===== Records for processing =====
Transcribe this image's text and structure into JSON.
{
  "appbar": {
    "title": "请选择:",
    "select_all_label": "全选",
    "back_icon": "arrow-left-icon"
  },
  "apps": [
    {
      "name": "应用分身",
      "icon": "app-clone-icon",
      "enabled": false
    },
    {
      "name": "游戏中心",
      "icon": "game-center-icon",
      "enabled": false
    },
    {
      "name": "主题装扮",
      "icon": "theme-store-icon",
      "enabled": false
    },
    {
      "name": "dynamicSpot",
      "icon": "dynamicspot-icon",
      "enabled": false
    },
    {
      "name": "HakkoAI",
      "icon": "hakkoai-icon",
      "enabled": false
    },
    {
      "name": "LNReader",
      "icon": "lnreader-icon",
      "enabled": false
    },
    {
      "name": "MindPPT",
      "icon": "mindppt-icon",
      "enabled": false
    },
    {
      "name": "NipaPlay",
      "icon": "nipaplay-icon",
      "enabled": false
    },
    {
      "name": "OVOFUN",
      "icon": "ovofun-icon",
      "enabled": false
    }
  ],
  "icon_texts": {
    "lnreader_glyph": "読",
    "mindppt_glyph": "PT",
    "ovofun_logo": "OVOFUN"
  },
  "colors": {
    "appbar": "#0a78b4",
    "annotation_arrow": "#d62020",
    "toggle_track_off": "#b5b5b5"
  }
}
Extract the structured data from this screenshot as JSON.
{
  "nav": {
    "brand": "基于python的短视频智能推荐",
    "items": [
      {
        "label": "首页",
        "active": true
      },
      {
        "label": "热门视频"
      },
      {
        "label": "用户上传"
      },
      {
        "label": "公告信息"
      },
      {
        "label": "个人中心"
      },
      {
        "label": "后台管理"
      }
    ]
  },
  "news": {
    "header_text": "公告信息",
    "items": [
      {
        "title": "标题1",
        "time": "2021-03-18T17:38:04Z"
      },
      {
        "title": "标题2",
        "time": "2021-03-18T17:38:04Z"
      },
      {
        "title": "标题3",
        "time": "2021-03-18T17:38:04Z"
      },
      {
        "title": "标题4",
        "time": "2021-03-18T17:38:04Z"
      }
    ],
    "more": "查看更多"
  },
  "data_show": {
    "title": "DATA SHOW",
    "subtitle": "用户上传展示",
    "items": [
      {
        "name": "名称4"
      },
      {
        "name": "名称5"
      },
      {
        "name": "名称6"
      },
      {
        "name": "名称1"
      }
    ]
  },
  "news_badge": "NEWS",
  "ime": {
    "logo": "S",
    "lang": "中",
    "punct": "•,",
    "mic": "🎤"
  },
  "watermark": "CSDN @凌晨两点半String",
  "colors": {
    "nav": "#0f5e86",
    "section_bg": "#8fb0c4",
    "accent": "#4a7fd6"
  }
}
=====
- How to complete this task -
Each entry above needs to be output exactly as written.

- Task output -
Transcribe this image's text and structure into JSON.
{
  "appbar": {
    "title": "请选择:",
    "select_all_label": "全选",
    "back_icon": "arrow-left-icon"
  },
  "apps": [
    {
      "name": "应用分身",
      "icon": "app-clone-icon",
      "enabled": false
    },
    {
      "name": "游戏中心",
      "icon": "game-center-icon",
      "enabled": false
    },
    {
      "name": "主题装扮",
      "icon": "theme-store-icon",
      "enabled": false
    },
    {
      "name": "dynamicSpot",
      "icon": "dynamicspot-icon",
      "enabled": false
    },
    {
      "name": "HakkoAI",
      "icon": "hakkoai-icon",
      "enabled": false
    },
    {
      "name": "LNReader",
      "icon": "lnreader-icon",
      "enabled": false
    },
    {
      "name": "MindPPT",
      "icon": "mindppt-icon",
      "enabled": false
    },
    {
      "name": "NipaPlay",
      "icon": "nipaplay-icon",
      "enabled": false
    },
    {
      "name": "OVOFUN",
      "icon": "ovofun-icon",
      "enabled": false
    }
  ],
  "icon_texts": {
    "lnreader_glyph": "読",
    "mindppt_glyph": "PT",
    "ovofun_logo": "OVOFUN"
  },
  "colors": {
    "appbar": "#0a78b4",
    "annotation_arrow": "#d62020",
    "toggle_track_off": "#b5b5b5"
  }
}
Extract the structured data from this screenshot as JSON.
{
  "nav": {
    "brand": "基于python的短视频智能推荐",
    "items": [
      {
        "label": "首页",
        "active": true
      },
      {
        "label": "热门视频"
      },
      {
        "label": "用户上传"
      },
      {
        "label": "公告信息"
      },
      {
        "label": "个人中心"
      },
      {
        "label": "后台管理"
      }
    ]
  },
  "news": {
    "header_text": "公告信息",
    "items": [
      {
        "title": "标题1",
        "time": "2021-03-18T17:38:04Z"
      },
      {
        "title": "标题2",
        "time": "2021-03-18T17:38:04Z"
      },
      {
        "title": "标题3",
        "time": "2021-03-18T17:38:04Z"
      },
      {
        "title": "标题4",
        "time": "2021-03-18T17:38:04Z"
      }
    ],
    "more": "查看更多"
  },
  "data_show": {
    "title": "DATA SHOW",
    "subtitle": "用户上传展示",
    "items": [
      {
        "name": "名称4"
      },
      {
        "name": "名称5"
      },
      {
        "name": "名称6"
      },
      {
        "name": "名称1"
      }
    ]
  },
  "news_badge": "NEWS",
  "ime": {
    "logo": "S",
    "lang": "中",
    "punct": "•,",
    "mic": "🎤"
  },
  "watermark": "CSDN @凌晨两点半String",
  "colors": {
    "nav": "#0f5e86",
    "section_bg": "#8fb0c4",
    "accent": "#4a7fd6"
  }
}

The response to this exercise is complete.